—p.51 by Robert Knox 2 months, 1 week ago
54

[...] the IMF's legal framework proved the perfect vehicle for the creation of austerity. The IMF, as a legal creation standing above states, is able to impose a set of policy choices from above. These policies are couched as legal obligations, which bind the recipient state. In this way, in a very real sense, the IMF - as a body entirely inaccessible to popular mobilisation - removes economic choices from the possibility of popular control. At the same time, the IMF juridically frames austerity policies; treating them not as objects of class struggle, but simply as technocratic requirements of growth.

—p.54 by Robert Knox 2 months, 1 week ago

[...] the IMF's legal framework proved the perfect vehicle for the creation of austerity. The IMF, as a legal creation standing above states, is able to impose a set of policy choices from above. These policies are couched as legal obligations, which bind the recipient state. In this way, in a very real sense, the IMF - as a body entirely inaccessible to popular mobilisation - removes economic choices from the possibility of popular control. At the same time, the IMF juridically frames austerity policies; treating them not as objects of class struggle, but simply as technocratic requirements of growth.

—p.54 by Robert Knox 2 months, 1 week ago
64

Thatcher's neoliberal project was not simply to limit public spending [...] in the case of local government, the aim was not just to force them into making spending cuts, but rather to create the environment in which they would be forced to choose to do so themselves. In that way, local governments would be transformed into 'austere subjects'. The aim was to make local government internalise austerity.

—p.64 by Robert Knox 2 months, 1 week ago

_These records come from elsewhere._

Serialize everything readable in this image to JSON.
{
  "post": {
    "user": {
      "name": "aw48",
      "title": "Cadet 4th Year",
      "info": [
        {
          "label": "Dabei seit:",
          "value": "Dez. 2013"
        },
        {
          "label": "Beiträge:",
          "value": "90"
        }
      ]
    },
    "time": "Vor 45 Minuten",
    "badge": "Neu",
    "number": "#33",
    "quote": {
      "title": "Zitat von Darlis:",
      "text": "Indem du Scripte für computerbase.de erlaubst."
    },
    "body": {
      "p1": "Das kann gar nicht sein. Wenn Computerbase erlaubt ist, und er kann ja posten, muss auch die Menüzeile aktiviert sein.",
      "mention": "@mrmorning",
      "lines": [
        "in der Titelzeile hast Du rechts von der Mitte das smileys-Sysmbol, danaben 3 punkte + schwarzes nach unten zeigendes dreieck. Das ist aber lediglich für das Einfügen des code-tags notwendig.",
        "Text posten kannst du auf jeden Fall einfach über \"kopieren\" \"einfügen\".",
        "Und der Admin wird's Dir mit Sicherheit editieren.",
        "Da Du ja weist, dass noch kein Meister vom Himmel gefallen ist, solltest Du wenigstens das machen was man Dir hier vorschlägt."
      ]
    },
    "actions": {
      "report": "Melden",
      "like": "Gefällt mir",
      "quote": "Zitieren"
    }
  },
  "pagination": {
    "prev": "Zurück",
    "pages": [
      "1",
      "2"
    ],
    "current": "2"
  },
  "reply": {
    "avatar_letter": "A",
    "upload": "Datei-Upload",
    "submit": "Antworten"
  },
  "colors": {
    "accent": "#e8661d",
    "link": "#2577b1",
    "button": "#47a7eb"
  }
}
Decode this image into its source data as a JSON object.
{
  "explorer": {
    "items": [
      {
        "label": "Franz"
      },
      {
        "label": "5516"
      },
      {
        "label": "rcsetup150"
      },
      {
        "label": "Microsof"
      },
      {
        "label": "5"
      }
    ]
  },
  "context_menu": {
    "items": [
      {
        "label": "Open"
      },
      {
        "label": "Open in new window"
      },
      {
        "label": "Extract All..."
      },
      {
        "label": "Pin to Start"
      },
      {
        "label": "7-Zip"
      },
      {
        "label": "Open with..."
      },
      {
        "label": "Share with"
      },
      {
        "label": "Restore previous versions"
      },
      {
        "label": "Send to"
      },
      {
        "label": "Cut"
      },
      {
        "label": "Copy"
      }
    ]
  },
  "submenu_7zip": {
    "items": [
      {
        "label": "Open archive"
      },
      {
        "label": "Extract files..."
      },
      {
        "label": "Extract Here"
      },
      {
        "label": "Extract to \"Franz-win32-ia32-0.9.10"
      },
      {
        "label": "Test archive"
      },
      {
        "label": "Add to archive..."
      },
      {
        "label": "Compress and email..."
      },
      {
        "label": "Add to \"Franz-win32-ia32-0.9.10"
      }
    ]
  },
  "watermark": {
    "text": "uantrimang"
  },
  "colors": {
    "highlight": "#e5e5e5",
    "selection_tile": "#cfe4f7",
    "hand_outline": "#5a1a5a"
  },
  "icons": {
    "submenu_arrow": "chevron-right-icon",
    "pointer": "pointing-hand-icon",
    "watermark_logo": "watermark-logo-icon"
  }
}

Thatcher's neoliberal project was not simply to limit public spending [...] in the case of local government, the aim was not just to force them into making spending cuts, but rather to create the environment in which they would be forced to choose to do so themselves. In that way, local governments would be transformed into 'austere subjects'. The aim was to make local government internalise austerity.

—p.64 by Robert Knox 2 months, 1 week ago
65

The Syriza example points us particularly to two decisive features of law-sterity. Firstly, by posing the situation as essentially 'radical break' or 'progressive austerity', it operates as a wedge with which to split the radical and moderate components of any political coalition, generally leaving the latter in power. Secondly, whilst 'progressive austerity' may be implemented under protest, one cannot implement such a regime without being fundamentally transformed. Such a government will - necessarily - become alienated from its base and continue to make compromises, eventually internalising the very logic of austerity (particularly as the more radical elements in its ranks are driven away). I this way, there is a double movement towards transforming progressive governments into austere subjects.

he's using double movement in a different sense than Polanyi but this is good analysis

—p.65 by Robert Knox 2 months, 1 week ago

The Syriza example points us particularly to two decisive features of law-sterity. Firstly, by posing the situation as essentially 'radical break' or 'progressive austerity', it operates as a wedge with which to split the radical and moderate components of any political coalition, generally leaving the latter in power. Secondly, whilst 'progressive austerity' may be implemented under protest, one cannot implement such a regime without being fundamentally transformed. Such a government will - necessarily - become alienated from its base and continue to make compromises, eventually internalising the very logic of austerity (particularly as the more radical elements in its ranks are driven away). I this way, there is a double movement towards transforming progressive governments into austere subjects.

he's using double movement in a different sense than Polanyi but this is good analysis

—p.65 by Robert Knox 2 months, 1 week ago